# Problem
Please repeat every line below exactly, from the first to the last.

# Exercise materials
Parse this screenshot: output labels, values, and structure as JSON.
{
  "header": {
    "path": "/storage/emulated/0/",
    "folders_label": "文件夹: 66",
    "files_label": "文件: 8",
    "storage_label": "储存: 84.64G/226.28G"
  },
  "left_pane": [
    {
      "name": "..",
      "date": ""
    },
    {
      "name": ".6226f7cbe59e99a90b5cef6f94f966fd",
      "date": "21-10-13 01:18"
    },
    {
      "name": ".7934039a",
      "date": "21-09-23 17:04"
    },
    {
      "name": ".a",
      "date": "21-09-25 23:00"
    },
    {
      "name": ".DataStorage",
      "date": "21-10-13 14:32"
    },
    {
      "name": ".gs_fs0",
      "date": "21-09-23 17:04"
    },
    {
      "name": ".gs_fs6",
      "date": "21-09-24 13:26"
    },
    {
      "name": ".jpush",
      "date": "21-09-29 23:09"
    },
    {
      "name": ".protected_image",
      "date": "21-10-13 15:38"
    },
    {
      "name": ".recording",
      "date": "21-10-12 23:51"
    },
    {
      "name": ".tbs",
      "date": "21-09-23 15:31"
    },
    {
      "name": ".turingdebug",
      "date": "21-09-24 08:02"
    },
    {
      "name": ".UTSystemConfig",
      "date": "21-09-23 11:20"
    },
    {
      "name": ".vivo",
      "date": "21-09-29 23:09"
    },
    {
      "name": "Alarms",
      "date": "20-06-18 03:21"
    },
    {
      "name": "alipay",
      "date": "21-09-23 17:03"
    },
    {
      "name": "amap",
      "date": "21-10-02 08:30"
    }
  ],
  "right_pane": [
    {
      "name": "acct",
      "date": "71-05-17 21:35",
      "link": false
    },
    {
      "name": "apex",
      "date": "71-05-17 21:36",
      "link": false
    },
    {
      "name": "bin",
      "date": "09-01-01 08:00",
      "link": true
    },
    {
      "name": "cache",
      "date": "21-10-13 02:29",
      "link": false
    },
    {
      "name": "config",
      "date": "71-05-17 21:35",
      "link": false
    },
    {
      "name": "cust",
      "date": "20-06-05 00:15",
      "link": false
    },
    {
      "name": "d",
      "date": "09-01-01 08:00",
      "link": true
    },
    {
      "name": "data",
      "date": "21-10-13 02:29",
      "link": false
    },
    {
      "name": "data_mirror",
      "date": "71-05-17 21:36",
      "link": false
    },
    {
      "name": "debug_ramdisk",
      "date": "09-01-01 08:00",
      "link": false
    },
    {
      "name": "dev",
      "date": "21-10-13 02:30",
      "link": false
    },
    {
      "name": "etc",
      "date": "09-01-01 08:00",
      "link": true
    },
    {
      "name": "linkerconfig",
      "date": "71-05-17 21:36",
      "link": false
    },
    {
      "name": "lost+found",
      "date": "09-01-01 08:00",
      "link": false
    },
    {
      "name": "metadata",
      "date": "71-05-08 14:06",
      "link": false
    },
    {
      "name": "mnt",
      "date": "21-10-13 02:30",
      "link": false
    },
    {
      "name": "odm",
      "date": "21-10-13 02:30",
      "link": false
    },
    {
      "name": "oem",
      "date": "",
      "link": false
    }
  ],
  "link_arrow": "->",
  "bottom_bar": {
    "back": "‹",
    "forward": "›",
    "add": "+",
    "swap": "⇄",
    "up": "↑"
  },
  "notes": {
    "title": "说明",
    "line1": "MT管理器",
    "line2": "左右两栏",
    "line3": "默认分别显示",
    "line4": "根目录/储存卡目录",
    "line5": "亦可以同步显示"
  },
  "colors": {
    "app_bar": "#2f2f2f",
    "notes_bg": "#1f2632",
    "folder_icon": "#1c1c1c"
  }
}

# Output of the exercise
Parse this screenshot: output labels, values, and structure as JSON.
{
  "header": {
    "path": "/storage/emulated/0/",
    "folders_label": "文件夹: 66",
    "files_label": "文件: 8",
    "storage_label": "储存: 84.64G/226.28G"
  },
  "left_pane": [
    {
      "name": "..",
      "date": ""
    },
    {
      "name": ".6226f7cbe59e99a90b5cef6f94f966fd",
      "date": "21-10-13 01:18"
    },
    {
      "name": ".7934039a",
      "date": "21-09-23 17:04"
    },
    {
      "name": ".a",
      "date": "21-09-25 23:00"
    },
    {
      "name": ".DataStorage",
      "date": "21-10-13 14:32"
    },
    {
      "name": ".gs_fs0",
      "date": "21-09-23 17:04"
    },
    {
      "name": ".gs_fs6",
      "date": "21-09-24 13:26"
    },
    {
      "name": ".jpush",
      "date": "21-09-29 23:09"
    },
    {
      "name": ".protected_image",
      "date": "21-10-13 15:38"
    },
    {
      "name": ".recording",
      "date": "21-10-12 23:51"
    },
    {
      "name": ".tbs",
      "date": "21-09-23 15:31"
    },
    {
      "name": ".turingdebug",
      "date": "21-09-24 08:02"
    },
    {
      "name": ".UTSystemConfig",
      "date": "21-09-23 11:20"
    },
    {
      "name": ".vivo",
      "date": "21-09-29 23:09"
    },
    {
      "name": "Alarms",
      "date": "20-06-18 03:21"
    },
    {
      "name": "alipay",
      "date": "21-09-23 17:03"
    },
    {
      "name": "amap",
      "date": "21-10-02 08:30"
    }
  ],
  "right_pane": [
    {
      "name": "acct",
      "date": "71-05-17 21:35",
      "link": false
    },
    {
      "name": "apex",
      "date": "71-05-17 21:36",
      "link": false
    },
    {
      "name": "bin",
      "date": "09-01-01 08:00",
      "link": true
    },
    {
      "name": "cache",
      "date": "21-10-13 02:29",
      "link": false
    },
    {
      "name": "config",
      "date": "71-05-17 21:35",
      "link": false
    },
    {
      "name": "cust",
      "date": "20-06-05 00:15",
      "link": false
    },
    {
      "name": "d",
      "date": "09-01-01 08:00",
      "link": true
    },
    {
      "name": "data",
      "date": "21-10-13 02:29",
      "link": false
    },
    {
      "name": "data_mirror",
      "date": "71-05-17 21:36",
      "link": false
    },
    {
      "name": "debug_ramdisk",
      "date": "09-01-01 08:00",
      "link": false
    },
    {
      "name": "dev",
      "date": "21-10-13 02:30",
      "link": false
    },
    {
      "name": "etc",
      "date": "09-01-01 08:00",
      "link": true
    },
    {
      "name": "linkerconfig",
      "date": "71-05-17 21:36",
      "link": false
    },
    {
      "name": "lost+found",
      "date": "09-01-01 08:00",
      "link": false
    },
    {
      "name": "metadata",
      "date": "71-05-08 14:06",
      "link": false
    },
    {
      "name": "mnt",
      "date": "21-10-13 02:30",
      "link": false
    },
    {
      "name": "odm",
      "date": "21-10-13 02:30",
      "link": false
    },
    {
      "name": "oem",
      "date": "",
      "link": false
    }
  ],
  "link_arrow": "->",
  "bottom_bar": {
    "back": "‹",
    "forward": "›",
    "add": "+",
    "swap": "⇄",
    "up": "↑"
  },
  "notes": {
    "title": "说明",
    "line1": "MT管理器",
    "line2": "左右两栏",
    "line3": "默认分别显示",
    "line4": "根目录/储存卡目录",
    "line5": "亦可以同步显示"
  },
  "colors": {
    "app_bar": "#2f2f2f",
    "notes_bg": "#1f2632",
    "folder_icon": "#1c1c1c"
  }
}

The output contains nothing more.